One last look at a grungy Gateway Garden.

10 responses to “How Our Gardens Grow

  1. Dan:
    The current gardens were actually bus stops along the Post Road in the 50’s and 60’s. The buses were able to pull in and pick up people without holding up the traffic on the Post Road They were installed when Parker Harding Plaza was filled in to make the parking lot. prior to that the river when to the rear of all of the buildings. The old library (Starbucks) didn’t exist.

  2. mary ruggiero
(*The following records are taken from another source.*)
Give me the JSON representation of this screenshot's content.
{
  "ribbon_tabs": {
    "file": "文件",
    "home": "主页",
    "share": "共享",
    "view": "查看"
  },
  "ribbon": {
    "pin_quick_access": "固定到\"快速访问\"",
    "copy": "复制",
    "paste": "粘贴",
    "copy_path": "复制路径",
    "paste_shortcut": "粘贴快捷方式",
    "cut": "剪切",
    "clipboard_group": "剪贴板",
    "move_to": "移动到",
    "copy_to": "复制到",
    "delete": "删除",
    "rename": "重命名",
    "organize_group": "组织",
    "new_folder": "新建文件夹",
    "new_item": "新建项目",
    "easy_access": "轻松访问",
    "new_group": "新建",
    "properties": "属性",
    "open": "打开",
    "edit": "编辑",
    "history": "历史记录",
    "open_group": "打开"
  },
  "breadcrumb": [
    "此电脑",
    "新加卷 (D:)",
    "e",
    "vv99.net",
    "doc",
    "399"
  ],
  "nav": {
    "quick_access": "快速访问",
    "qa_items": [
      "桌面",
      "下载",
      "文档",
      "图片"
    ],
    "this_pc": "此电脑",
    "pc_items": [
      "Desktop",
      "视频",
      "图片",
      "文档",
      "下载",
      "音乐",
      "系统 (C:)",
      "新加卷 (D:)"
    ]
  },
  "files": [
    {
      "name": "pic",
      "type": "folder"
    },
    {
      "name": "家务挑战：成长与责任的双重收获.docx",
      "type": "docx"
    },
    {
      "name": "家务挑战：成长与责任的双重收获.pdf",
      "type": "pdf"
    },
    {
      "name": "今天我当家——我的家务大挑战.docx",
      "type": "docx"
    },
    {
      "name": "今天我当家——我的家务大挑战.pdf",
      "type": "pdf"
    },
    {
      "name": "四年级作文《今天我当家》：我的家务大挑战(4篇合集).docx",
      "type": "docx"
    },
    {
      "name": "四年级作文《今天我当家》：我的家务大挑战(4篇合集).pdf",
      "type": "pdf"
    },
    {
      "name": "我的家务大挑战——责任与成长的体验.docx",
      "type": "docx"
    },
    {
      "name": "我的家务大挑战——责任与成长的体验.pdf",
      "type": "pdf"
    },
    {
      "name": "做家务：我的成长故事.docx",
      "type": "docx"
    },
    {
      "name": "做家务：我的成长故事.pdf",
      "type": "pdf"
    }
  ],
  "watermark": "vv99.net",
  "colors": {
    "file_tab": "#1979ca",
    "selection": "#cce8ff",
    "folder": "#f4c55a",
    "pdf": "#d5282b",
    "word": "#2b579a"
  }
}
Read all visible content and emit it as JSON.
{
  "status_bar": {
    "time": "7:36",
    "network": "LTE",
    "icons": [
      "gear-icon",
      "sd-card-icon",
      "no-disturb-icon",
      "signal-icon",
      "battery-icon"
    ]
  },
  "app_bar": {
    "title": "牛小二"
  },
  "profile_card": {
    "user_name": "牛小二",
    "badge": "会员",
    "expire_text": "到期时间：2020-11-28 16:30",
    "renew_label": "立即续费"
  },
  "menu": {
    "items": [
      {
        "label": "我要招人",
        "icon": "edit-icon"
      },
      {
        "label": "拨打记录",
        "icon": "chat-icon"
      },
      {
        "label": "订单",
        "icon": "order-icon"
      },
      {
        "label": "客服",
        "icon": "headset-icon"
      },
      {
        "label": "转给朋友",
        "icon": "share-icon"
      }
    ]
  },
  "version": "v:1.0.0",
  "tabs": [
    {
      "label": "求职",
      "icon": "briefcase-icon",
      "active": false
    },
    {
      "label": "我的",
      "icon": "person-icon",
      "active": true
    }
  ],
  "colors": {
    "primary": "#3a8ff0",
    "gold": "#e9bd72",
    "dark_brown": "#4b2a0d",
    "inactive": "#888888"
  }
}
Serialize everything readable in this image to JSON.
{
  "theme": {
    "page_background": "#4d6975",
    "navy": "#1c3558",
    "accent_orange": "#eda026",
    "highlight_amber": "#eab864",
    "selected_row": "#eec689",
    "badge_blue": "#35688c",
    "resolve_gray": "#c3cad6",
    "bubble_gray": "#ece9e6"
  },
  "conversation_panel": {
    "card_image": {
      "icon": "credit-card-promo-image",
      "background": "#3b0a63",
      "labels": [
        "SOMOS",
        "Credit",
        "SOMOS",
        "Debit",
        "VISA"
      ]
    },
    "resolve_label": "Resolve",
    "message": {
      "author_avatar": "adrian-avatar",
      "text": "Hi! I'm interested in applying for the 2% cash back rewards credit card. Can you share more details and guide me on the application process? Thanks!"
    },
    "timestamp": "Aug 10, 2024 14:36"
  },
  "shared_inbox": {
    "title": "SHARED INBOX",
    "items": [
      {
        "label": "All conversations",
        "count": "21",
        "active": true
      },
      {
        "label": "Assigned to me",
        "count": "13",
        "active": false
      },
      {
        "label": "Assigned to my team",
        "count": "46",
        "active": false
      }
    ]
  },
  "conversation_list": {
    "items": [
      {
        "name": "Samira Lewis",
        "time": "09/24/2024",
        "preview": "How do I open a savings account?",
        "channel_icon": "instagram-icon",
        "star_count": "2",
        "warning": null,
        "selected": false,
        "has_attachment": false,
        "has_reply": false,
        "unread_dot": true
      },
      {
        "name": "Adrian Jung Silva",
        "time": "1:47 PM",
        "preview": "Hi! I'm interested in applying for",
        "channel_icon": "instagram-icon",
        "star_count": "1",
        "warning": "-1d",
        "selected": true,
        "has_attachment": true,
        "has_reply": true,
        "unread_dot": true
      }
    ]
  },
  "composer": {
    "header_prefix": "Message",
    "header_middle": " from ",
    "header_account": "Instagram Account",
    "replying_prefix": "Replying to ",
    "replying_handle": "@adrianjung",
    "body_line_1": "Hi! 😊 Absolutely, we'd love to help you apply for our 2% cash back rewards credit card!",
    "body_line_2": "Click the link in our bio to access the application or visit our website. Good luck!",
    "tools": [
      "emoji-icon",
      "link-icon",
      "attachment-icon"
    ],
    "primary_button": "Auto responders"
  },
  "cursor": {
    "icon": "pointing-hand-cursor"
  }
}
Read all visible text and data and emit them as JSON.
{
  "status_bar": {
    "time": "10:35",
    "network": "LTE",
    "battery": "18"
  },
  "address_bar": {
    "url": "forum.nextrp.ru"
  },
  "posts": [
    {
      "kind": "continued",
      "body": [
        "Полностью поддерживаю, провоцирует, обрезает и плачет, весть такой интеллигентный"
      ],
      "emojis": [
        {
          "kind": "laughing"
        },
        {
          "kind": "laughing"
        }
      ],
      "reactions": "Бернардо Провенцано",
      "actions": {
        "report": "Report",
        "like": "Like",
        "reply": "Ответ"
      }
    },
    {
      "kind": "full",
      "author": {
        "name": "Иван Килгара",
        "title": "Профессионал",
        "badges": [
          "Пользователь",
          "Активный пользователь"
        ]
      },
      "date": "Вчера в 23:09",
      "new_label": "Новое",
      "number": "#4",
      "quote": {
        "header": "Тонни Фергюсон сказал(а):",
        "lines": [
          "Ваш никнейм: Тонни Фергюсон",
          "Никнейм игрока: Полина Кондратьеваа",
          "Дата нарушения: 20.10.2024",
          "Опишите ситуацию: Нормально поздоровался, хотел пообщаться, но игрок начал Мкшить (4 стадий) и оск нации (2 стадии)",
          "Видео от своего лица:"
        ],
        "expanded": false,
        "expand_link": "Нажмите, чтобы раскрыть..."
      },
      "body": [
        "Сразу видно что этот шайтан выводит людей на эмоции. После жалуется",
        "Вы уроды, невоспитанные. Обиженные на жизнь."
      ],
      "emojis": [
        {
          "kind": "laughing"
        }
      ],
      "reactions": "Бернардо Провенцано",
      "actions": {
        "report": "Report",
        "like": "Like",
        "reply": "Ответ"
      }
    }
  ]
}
    The “gateway” by the Merritt is right near two leading nurseries – both a part of Westport for many years. It’s a shame it seems neither of them stepped in – and what a bit of advertising for them it would have been!

  3. And let’s hope the new gardens will stay clear of those ubiquitous signs.

  4. Everything sounded great, until I read about “trucking in water.” We have an opportunity here to be sensitive to our carbon footprint. It would be great to take advantage of that opportunity.

  5. Kudos to all those involved. A good example of some unselfish self-help. Those damn signs are an eye sore and haven’t been removed from around Long Lots or Staples schools. I do believe the Yankee Doodle Fair has come and gone as well as sign up for summer lacrosse. I guess I will just have to make an midnight run and yank all the damn things. Nice story.

    • Signs on town rotaries are apparently okay. Signs on state property — which is what the Gateway Gardens by the Post Road bridge is — are illegal.

      • Meaning “okay” that they do not violate town ordinance?? That seems very odd that anyone can just put a sign on town property??? While I am raging, I find the town seemingly uncaring or unaware of appearances. I did note, however, that they spruced up around Bedford Middle and Staples when graduation came around. They even machined cleaned the sidewalk along North Avenue. Unfortunately they left the 3 foot grass and trash alone for us taxpayers to deal with. Someone is asleep at the wheel or maybe nobody is driving????????????????????????????????

        • Yes, okay in that they do not violate a town ordinance. I think it has something to do with First Amendment rights, though I’m fuzzy on the details.

  6. The town has done a good job of cleaning up the dump. It looks pretty good for a junk yard.

  7. The Dude Abides

    Longshore looks spectacular!!!